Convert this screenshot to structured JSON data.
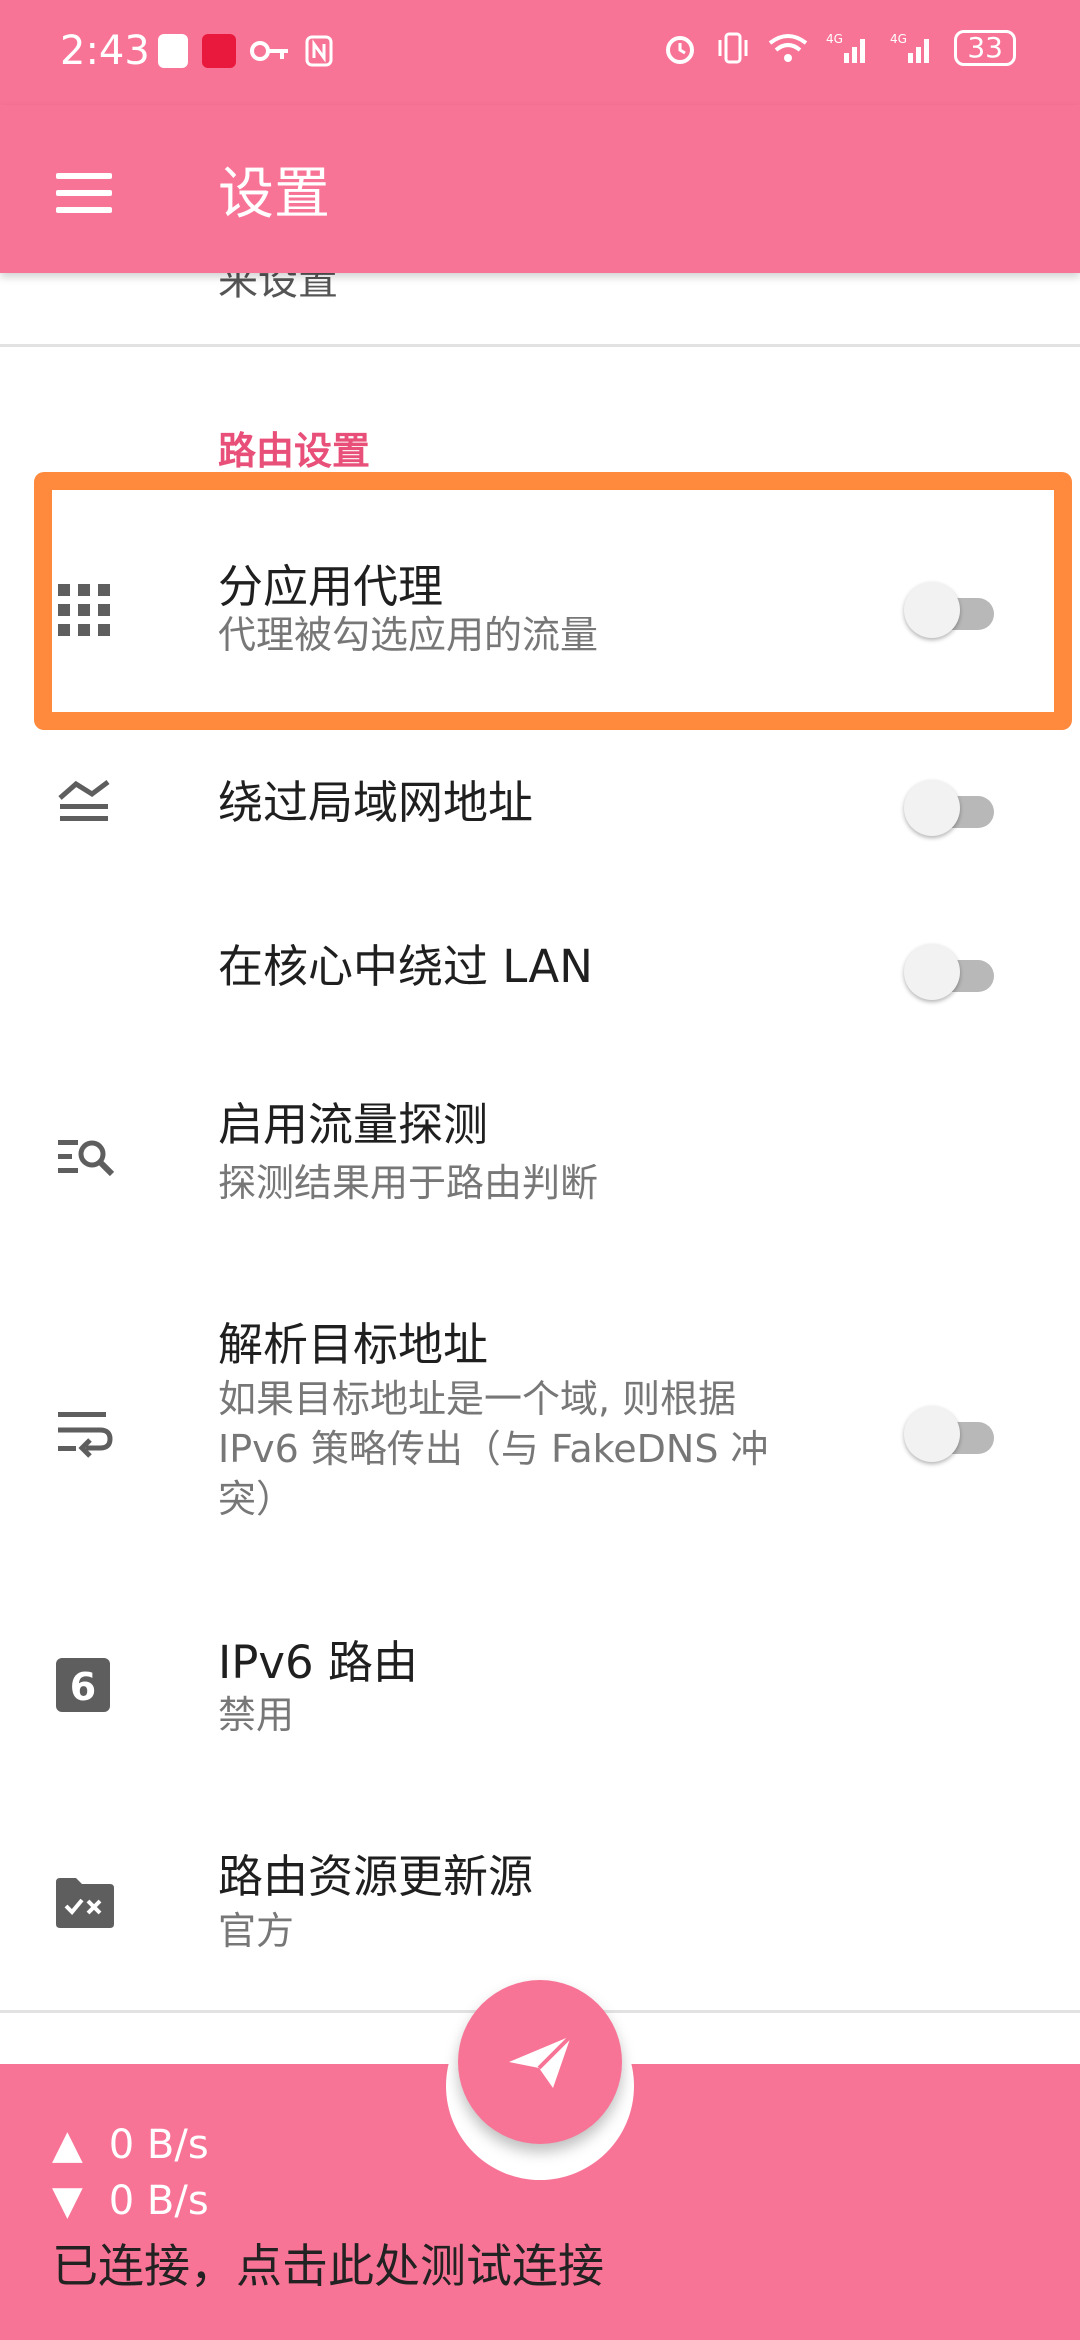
{
  "status_bar": {
    "time": "2:43",
    "battery": "33",
    "left_icons": [
      "app-icon",
      "app-icon-red",
      "key-icon",
      "nfc-icon"
    ],
    "right_icons": [
      "alarm-icon",
      "vibrate-icon",
      "wifi-icon",
      "signal-4g-icon",
      "signal-4g-icon"
    ]
  },
  "toolbar": {
    "title": "设置",
    "menu_icon": "menu-icon"
  },
  "content": {
    "prev_item_partial": "来设置",
    "section_header": "路由设置",
    "items": [
      {
        "icon": "apps-grid-icon",
        "title": "分应用代理",
        "subtitle": "代理被勾选应用的流量",
        "switch": false
      },
      {
        "icon": "lan-bypass-icon",
        "title": "绕过局域网地址",
        "switch": false
      },
      {
        "title": "在核心中绕过 LAN",
        "switch": false
      },
      {
        "icon": "traffic-search-icon",
        "title": "启用流量探测",
        "subtitle": "探测结果用于路由判断"
      },
      {
        "icon": "wrap-text-icon",
        "title": "解析目标地址",
        "subtitle": "如果目标地址是一个域, 则根据 IPv6 策略传出（与 FakeDNS 冲突）",
        "switch": false
      },
      {
        "icon": "ipv6-icon",
        "title": "IPv6 路由",
        "subtitle": "禁用"
      },
      {
        "icon": "folder-check-icon",
        "title": "路由资源更新源",
        "subtitle": "官方"
      }
    ]
  },
  "bottom_bar": {
    "upload": "0 B/s",
    "download": "0 B/s",
    "status": "已连接，点击此处测试连接",
    "fab_icon": "send-icon"
  },
  "colors": {
    "primary": "#f87496",
    "accent": "#e8507a",
    "highlight": "#ff8a3d"
  }
}
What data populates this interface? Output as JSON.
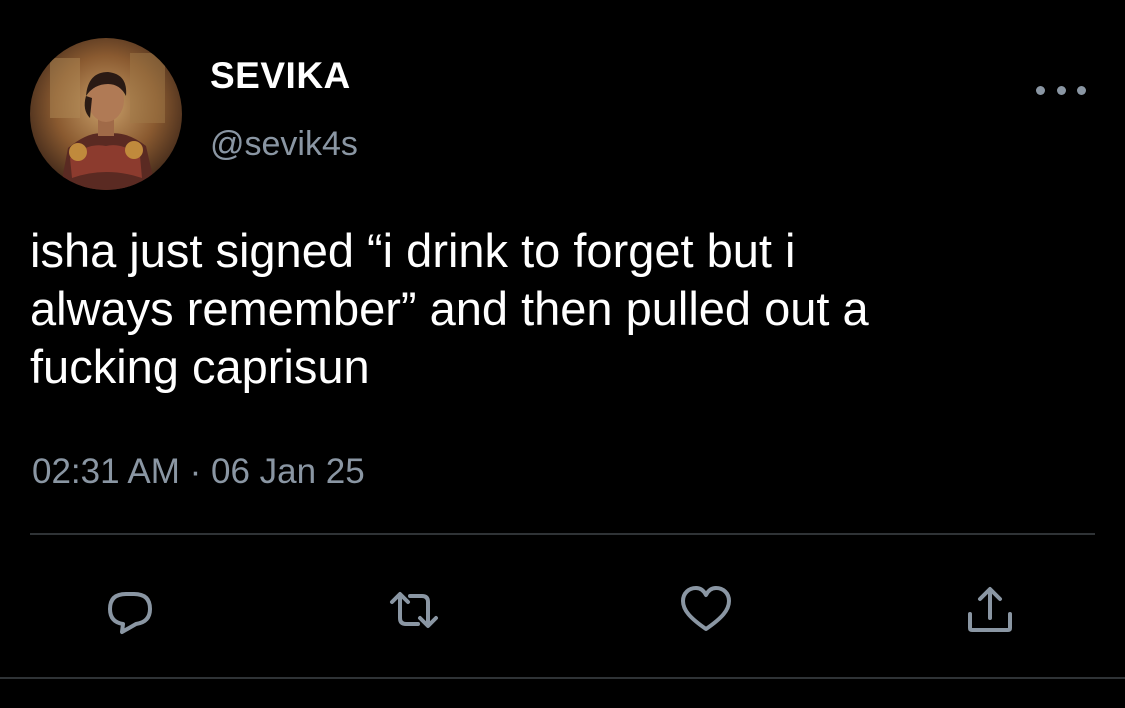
{
  "user": {
    "display_name": "SEVIKA",
    "handle": "@sevik4s"
  },
  "tweet": {
    "text": "isha just signed “i drink to forget but i\nalways remember” and then pulled out a\nfucking caprisun",
    "timestamp": "02:31 AM · 06 Jan 25"
  },
  "icons": {
    "more": "more-horizontal-icon",
    "reply": "reply-icon",
    "retweet": "retweet-icon",
    "like": "heart-icon",
    "share": "share-icon"
  },
  "colors": {
    "background": "#000000",
    "text_primary": "#ffffff",
    "text_secondary": "#8a96a3",
    "divider": "#2f3336"
  }
}
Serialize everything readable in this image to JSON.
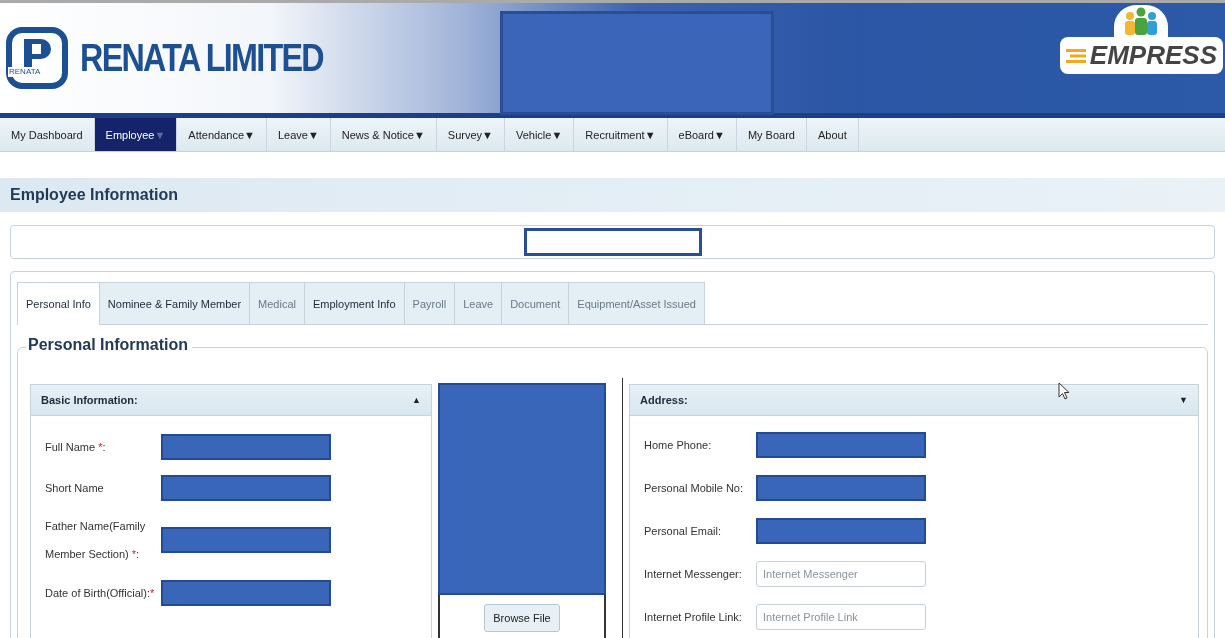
{
  "header": {
    "company": "RENATA LIMITED",
    "logo_small": "RENATA",
    "banner_redacted": true,
    "app_name": "EMPRESS"
  },
  "nav": [
    {
      "label": "My Dashboard",
      "selected": false
    },
    {
      "label": "Employee",
      "caret": "▼",
      "selected": true
    },
    {
      "label": "Attendance",
      "caret": "▼",
      "selected": false
    },
    {
      "label": "Leave",
      "caret": "▼",
      "selected": false
    },
    {
      "label": "News & Notice",
      "caret": "▼",
      "selected": false
    },
    {
      "label": "Survey",
      "caret": "▼",
      "selected": false
    },
    {
      "label": "Vehicle",
      "caret": "▼",
      "selected": false
    },
    {
      "label": "Recruitment",
      "caret": "▼",
      "selected": false
    },
    {
      "label": "eBoard",
      "caret": "▼",
      "selected": false
    },
    {
      "label": "My Board",
      "selected": false
    },
    {
      "label": "About",
      "selected": false
    }
  ],
  "page_title": "Employee Information",
  "employee_select": {
    "redacted": true
  },
  "tabs": [
    {
      "label": "Personal Info",
      "selected": true,
      "disabled": false
    },
    {
      "label": "Nominee & Family Member",
      "selected": false,
      "disabled": false
    },
    {
      "label": "Medical",
      "selected": false,
      "disabled": true
    },
    {
      "label": "Employment Info",
      "selected": false,
      "disabled": false
    },
    {
      "label": "Payroll",
      "selected": false,
      "disabled": true
    },
    {
      "label": "Leave",
      "selected": false,
      "disabled": true
    },
    {
      "label": "Document",
      "selected": false,
      "disabled": true
    },
    {
      "label": "Equipment/Asset Issued",
      "selected": false,
      "disabled": true
    }
  ],
  "section_title": "Personal Information",
  "basic_panel": {
    "title": "Basic Information:",
    "toggle": "▲",
    "fields": [
      {
        "label": "Full Name ",
        "mark": "*",
        "after": ":",
        "redacted": true
      },
      {
        "label": "Short Name",
        "redacted": true
      },
      {
        "label": "Father Name(Family Member Section) ",
        "mark": "*",
        "after": ":",
        "redacted": true
      },
      {
        "label": "Date of Birth(Official):",
        "mark": "*",
        "redacted": true
      }
    ]
  },
  "photo": {
    "redacted": true,
    "button": "Browse File"
  },
  "address_panel": {
    "title": "Address:",
    "toggle": "▼",
    "fields": [
      {
        "label": "Home Phone:",
        "redacted": true
      },
      {
        "label": "Personal Mobile No:",
        "redacted": true
      },
      {
        "label": "Personal Email:",
        "redacted": true
      },
      {
        "label": "Internet Messenger:",
        "redacted": false,
        "placeholder": "Internet Messenger"
      },
      {
        "label": "Internet Profile Link:",
        "redacted": false,
        "placeholder": "Internet Profile Link"
      }
    ]
  }
}
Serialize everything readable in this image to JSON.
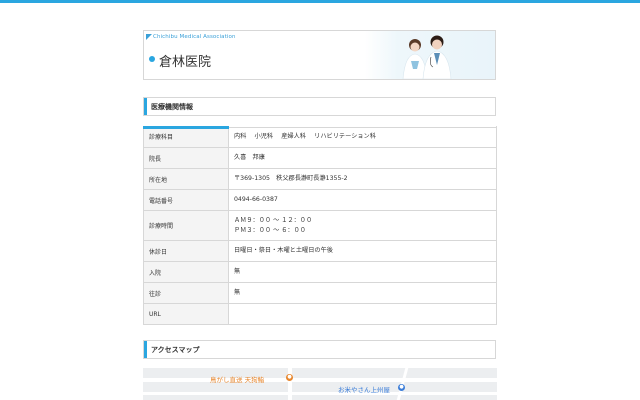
{
  "header": {
    "association": "Chichibu Medical Association",
    "hospital_name": "倉林医院"
  },
  "sections": {
    "info_title": "医療機関情報",
    "map_title": "アクセスマップ"
  },
  "info_rows": [
    {
      "label": "診療科目",
      "value": "内科　 小児科　 産婦人科　 リハビリテーション科"
    },
    {
      "label": "院長",
      "value": "久喜　邦康"
    },
    {
      "label": "所在地",
      "value": "〒369-1305　秩父郡長瀞町長瀞1355-2"
    },
    {
      "label": "電話番号",
      "value": "0494-66-0387"
    },
    {
      "label": "診療時間",
      "value": "ＡＭ９：００ ～ １２：００\nＰＭ３：００ ～ ６：００"
    },
    {
      "label": "休診日",
      "value": "日曜日・祭日・木曜と土曜日の午後"
    },
    {
      "label": "入院",
      "value": "無"
    },
    {
      "label": "往診",
      "value": "無"
    },
    {
      "label": "URL",
      "value": ""
    }
  ],
  "map": {
    "poi_1": "鳥がし直送 天狗鮨",
    "poi_2": "お米やさん上州屋"
  },
  "colors": {
    "accent": "#2aa6e0",
    "poi_orange": "#e8862c",
    "poi_blue": "#3b7dd8"
  }
}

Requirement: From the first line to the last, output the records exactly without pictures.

Exercise solution:
Convert this screenshot to structured JSON data.
{
  "status_bar": {
    "time": "2:43",
    "battery": "33",
    "left_icons": [
      "app-icon",
      "app-icon-red",
      "key-icon",
      "nfc-icon"
    ],
    "right_icons": [
      "alarm-icon",
      "vibrate-icon",
      "wifi-icon",
      "signal-4g-icon",
      "signal-4g-icon"
    ]
  },
  "toolbar": {
    "title": "设置",
    "menu_icon": "menu-icon"
  },
  "content": {
    "prev_item_partial": "来设置",
    "section_header": "路由设置",
    "items": [
      {
        "icon": "apps-grid-icon",
        "title": "分应用代理",
        "subtitle": "代理被勾选应用的流量",
        "switch": false
      },
      {
        "icon": "lan-bypass-icon",
        "title": "绕过局域网地址",
        "switch": false
      },
      {
        "title": "在核心中绕过 LAN",
        "switch": false
      },
      {
        "icon": "traffic-search-icon",
        "title": "启用流量探测",
        "subtitle": "探测结果用于路由判断"
      },
      {
        "icon": "wrap-text-icon",
        "title": "解析目标地址",
        "subtitle": "如果目标地址是一个域, 则根据 IPv6 策略传出（与 FakeDNS 冲突）",
        "switch": false
      },
      {
        "icon": "ipv6-icon",
        "title": "IPv6 路由",
        "subtitle": "禁用"
      },
      {
        "icon": "folder-check-icon",
        "title": "路由资源更新源",
        "subtitle": "官方"
      }
    ]
  },
  "bottom_bar": {
    "upload": "0 B/s",
    "download": "0 B/s",
    "status": "已连接，点击此处测试连接",
    "fab_icon": "send-icon"
  },
  "colors": {
    "primary": "#f87496",
    "accent": "#e8507a",
    "highlight": "#ff8a3d"
  }
}
What data populates this interface? Output as JSON.
{
  "user": {
    "display_name": "SEVIKA",
    "handle": "@sevik4s"
  },
  "tweet": {
    "text": "isha just signed “i drink to forget but i\nalways remember” and then pulled out a\nfucking caprisun",
    "timestamp": "02:31 AM · 06 Jan 25"
  },
  "icons": {
    "more": "more-horizontal-icon",
    "reply": "reply-icon",
    "retweet": "retweet-icon",
    "like": "heart-icon",
    "share": "share-icon"
  },
  "colors": {
    "background": "#000000",
    "text_primary": "#ffffff",
    "text_secondary": "#8a96a3",
    "divider": "#2f3336"
  }
}
Serialize everything readable in this image to JSON.
{
  "header": {
    "company": "RENATA LIMITED",
    "logo_small": "RENATA",
    "banner_redacted": true,
    "app_name": "EMPRESS"
  },
  "nav": [
    {
      "label": "My Dashboard",
      "selected": false
    },
    {
      "label": "Employee",
      "caret": "▼",
      "selected": true
    },
    {
      "label": "Attendance",
      "caret": "▼",
      "selected": false
    },
    {
      "label": "Leave",
      "caret": "▼",
      "selected": false
    },
    {
      "label": "News & Notice",
      "caret": "▼",
      "selected": false
    },
    {
      "label": "Survey",
      "caret": "▼",
      "selected": false
    },
    {
      "label": "Vehicle",
      "caret": "▼",
      "selected": false
    },
    {
      "label": "Recruitment",
      "caret": "▼",
      "selected": false
    },
    {
      "label": "eBoard",
      "caret": "▼",
      "selected": false
    },
    {
      "label": "My Board",
      "selected": false
    },
    {
      "label": "About",
      "selected": false
    }
  ],
  "page_title": "Employee Information",
  "employee_select": {
    "redacted": true
  },
  "tabs": [
    {
      "label": "Personal Info",
      "selected": true,
      "disabled": false
    },
    {
      "label": "Nominee & Family Member",
      "selected": false,
      "disabled": false
    },
    {
      "label": "Medical",
      "selected": false,
      "disabled": true
    },
    {
      "label": "Employment Info",
      "selected": false,
      "disabled": false
    },
    {
      "label": "Payroll",
      "selected": false,
      "disabled": true
    },
    {
      "label": "Leave",
      "selected": false,
      "disabled": true
    },
    {
      "label": "Document",
      "selected": false,
      "disabled": true
    },
    {
      "label": "Equipment/Asset Issued",
      "selected": false,
      "disabled": true
    }
  ],
  "section_title": "Personal Information",
  "basic_panel": {
    "title": "Basic Information:",
    "toggle": "▲",
    "fields": [
      {
        "label": "Full Name ",
        "mark": "*",
        "after": ":",
        "redacted": true
      },
      {
        "label": "Short Name",
        "redacted": true
      },
      {
        "label": "Father Name(Family Member Section) ",
        "mark": "*",
        "after": ":",
        "redacted": true
      },
      {
        "label": "Date of Birth(Official):",
        "mark": "*",
        "redacted": true
      }
    ]
  },
  "photo": {
    "redacted": true,
    "button": "Browse File"
  },
  "address_panel": {
    "title": "Address:",
    "toggle": "▼",
    "fields": [
      {
        "label": "Home Phone:",
        "redacted": true
      },
      {
        "label": "Personal Mobile No:",
        "redacted": true
      },
      {
        "label": "Personal Email:",
        "redacted": true
      },
      {
        "label": "Internet Messenger:",
        "redacted": false,
        "placeholder": "Internet Messenger"
      },
      {
        "label": "Internet Profile Link:",
        "redacted": false,
        "placeholder": "Internet Profile Link"
      }
    ]
  }
}
Serialize everything readable in this image to JSON.
{
  "header": {
    "association": "Chichibu Medical Association",
    "hospital_name": "倉林医院"
  },
  "sections": {
    "info_title": "医療機関情報",
    "map_title": "アクセスマップ"
  },
  "info_rows": [
    {
      "label": "診療科目",
      "value": "内科　 小児科　 産婦人科　 リハビリテーション科"
    },
    {
      "label": "院長",
      "value": "久喜　邦康"
    },
    {
      "label": "所在地",
      "value": "〒369-1305　秩父郡長瀞町長瀞1355-2"
    },
    {
      "label": "電話番号",
      "value": "0494-66-0387"
    },
    {
      "label": "診療時間",
      "value": "ＡＭ９：００ ～ １２：００\nＰＭ３：００ ～ ６：００"
    },
    {
      "label": "休診日",
      "value": "日曜日・祭日・木曜と土曜日の午後"
    },
    {
      "label": "入院",
      "value": "無"
    },
    {
      "label": "往診",
      "value": "無"
    },
    {
      "label": "URL",
      "value": ""
    }
  ],
  "map": {
    "poi_1": "鳥がし直送 天狗鮨",
    "poi_2": "お米やさん上州屋"
  },
  "colors": {
    "accent": "#2aa6e0",
    "poi_orange": "#e8862c",
    "poi_blue": "#3b7dd8"
  }
}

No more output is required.